◆ Task goal: Nothing but the images is to be left out of your exact copy of the entries.

◆ Source material:
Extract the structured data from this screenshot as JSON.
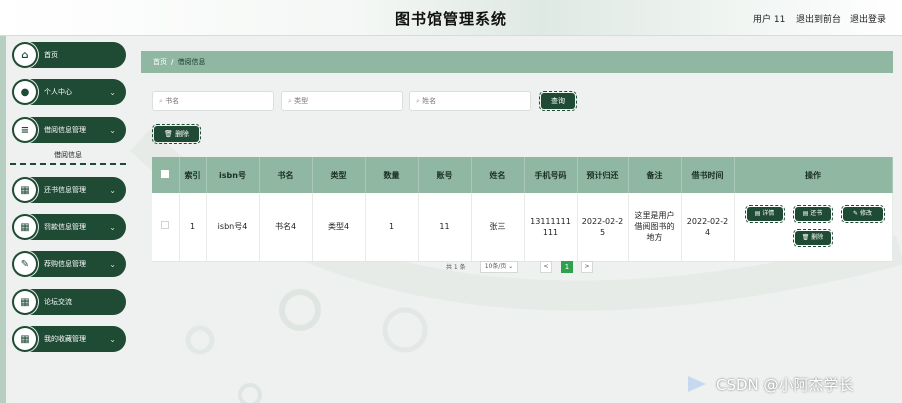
{
  "header": {
    "title": "图书馆管理系统",
    "user": "用户 11",
    "back_to_front": "退出到前台",
    "logout": "退出登录"
  },
  "sidebar": {
    "items": [
      {
        "label": "首页",
        "icon": "home-icon",
        "glyph": "⌂",
        "chevron": false
      },
      {
        "label": "个人中心",
        "icon": "user-icon",
        "glyph": "●",
        "chevron": true
      },
      {
        "label": "借阅信息管理",
        "icon": "list-icon",
        "glyph": "≡",
        "chevron": true
      },
      {
        "label": "还书信息管理",
        "icon": "grid-icon",
        "glyph": "▦",
        "chevron": true
      },
      {
        "label": "罚款信息管理",
        "icon": "grid-icon",
        "glyph": "▦",
        "chevron": true
      },
      {
        "label": "荐购信息管理",
        "icon": "tag-icon",
        "glyph": "✎",
        "chevron": true
      },
      {
        "label": "论坛交流",
        "icon": "grid-icon",
        "glyph": "▦",
        "chevron": false
      },
      {
        "label": "我的收藏管理",
        "icon": "grid-icon",
        "glyph": "▦",
        "chevron": true
      }
    ],
    "submenu": {
      "label": "借阅信息"
    }
  },
  "breadcrumb": {
    "home": "首页",
    "separator": "/",
    "current": "借阅信息"
  },
  "search": {
    "book_name_placeholder": "书名",
    "type_placeholder": "类型",
    "name_placeholder": "姓名",
    "search_button": "查询"
  },
  "actions": {
    "delete_button": "删除"
  },
  "table": {
    "headers": [
      "索引",
      "isbn号",
      "书名",
      "类型",
      "数量",
      "账号",
      "姓名",
      "手机号码",
      "预计归还",
      "备注",
      "借书时间",
      "操作"
    ],
    "rows": [
      {
        "index": "1",
        "isbn": "isbn号4",
        "book": "书名4",
        "type": "类型4",
        "qty": "1",
        "account": "11",
        "name": "张三",
        "phone": "13111111111",
        "due": "2022-02-25",
        "remark": "这里是用户借阅图书的地方",
        "borrow_time": "2022-02-24",
        "ops": {
          "detail": "详情",
          "return": "还书",
          "edit": "修改",
          "delete": "删除"
        }
      }
    ]
  },
  "pagination": {
    "total": "共 1 条",
    "page_size": "10条/页",
    "prev": "<",
    "current": "1",
    "next": ">"
  },
  "watermark": "CSDN @小阿杰学长",
  "colors": {
    "primary": "#1f4a34",
    "header_band": "#8fb7a2",
    "pager_active": "#2da14b"
  }
}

◆ Result:
Extract the structured data from this screenshot as JSON.
{
  "header": {
    "title": "图书馆管理系统",
    "user": "用户 11",
    "back_to_front": "退出到前台",
    "logout": "退出登录"
  },
  "sidebar": {
    "items": [
      {
        "label": "首页",
        "icon": "home-icon",
        "glyph": "⌂",
        "chevron": false
      },
      {
        "label": "个人中心",
        "icon": "user-icon",
        "glyph": "●",
        "chevron": true
      },
      {
        "label": "借阅信息管理",
        "icon": "list-icon",
        "glyph": "≡",
        "chevron": true
      },
      {
        "label": "还书信息管理",
        "icon": "grid-icon",
        "glyph": "▦",
        "chevron": true
      },
      {
        "label": "罚款信息管理",
        "icon": "grid-icon",
        "glyph": "▦",
        "chevron": true
      },
      {
        "label": "荐购信息管理",
        "icon": "tag-icon",
        "glyph": "✎",
        "chevron": true
      },
      {
        "label": "论坛交流",
        "icon": "grid-icon",
        "glyph": "▦",
        "chevron": false
      },
      {
        "label": "我的收藏管理",
        "icon": "grid-icon",
        "glyph": "▦",
        "chevron": true
      }
    ],
    "submenu": {
      "label": "借阅信息"
    }
  },
  "breadcrumb": {
    "home": "首页",
    "separator": "/",
    "current": "借阅信息"
  },
  "search": {
    "book_name_placeholder": "书名",
    "type_placeholder": "类型",
    "name_placeholder": "姓名",
    "search_button": "查询"
  },
  "actions": {
    "delete_button": "删除"
  },
  "table": {
    "headers": [
      "索引",
      "isbn号",
      "书名",
      "类型",
      "数量",
      "账号",
      "姓名",
      "手机号码",
      "预计归还",
      "备注",
      "借书时间",
      "操作"
    ],
    "rows": [
      {
        "index": "1",
        "isbn": "isbn号4",
        "book": "书名4",
        "type": "类型4",
        "qty": "1",
        "account": "11",
        "name": "张三",
        "phone": "13111111111",
        "due": "2022-02-25",
        "remark": "这里是用户借阅图书的地方",
        "borrow_time": "2022-02-24",
        "ops": {
          "detail": "详情",
          "return": "还书",
          "edit": "修改",
          "delete": "删除"
        }
      }
    ]
  },
  "pagination": {
    "total": "共 1 条",
    "page_size": "10条/页",
    "prev": "<",
    "current": "1",
    "next": ">"
  },
  "watermark": "CSDN @小阿杰学长",
  "colors": {
    "primary": "#1f4a34",
    "header_band": "#8fb7a2",
    "pager_active": "#2da14b"
  }
}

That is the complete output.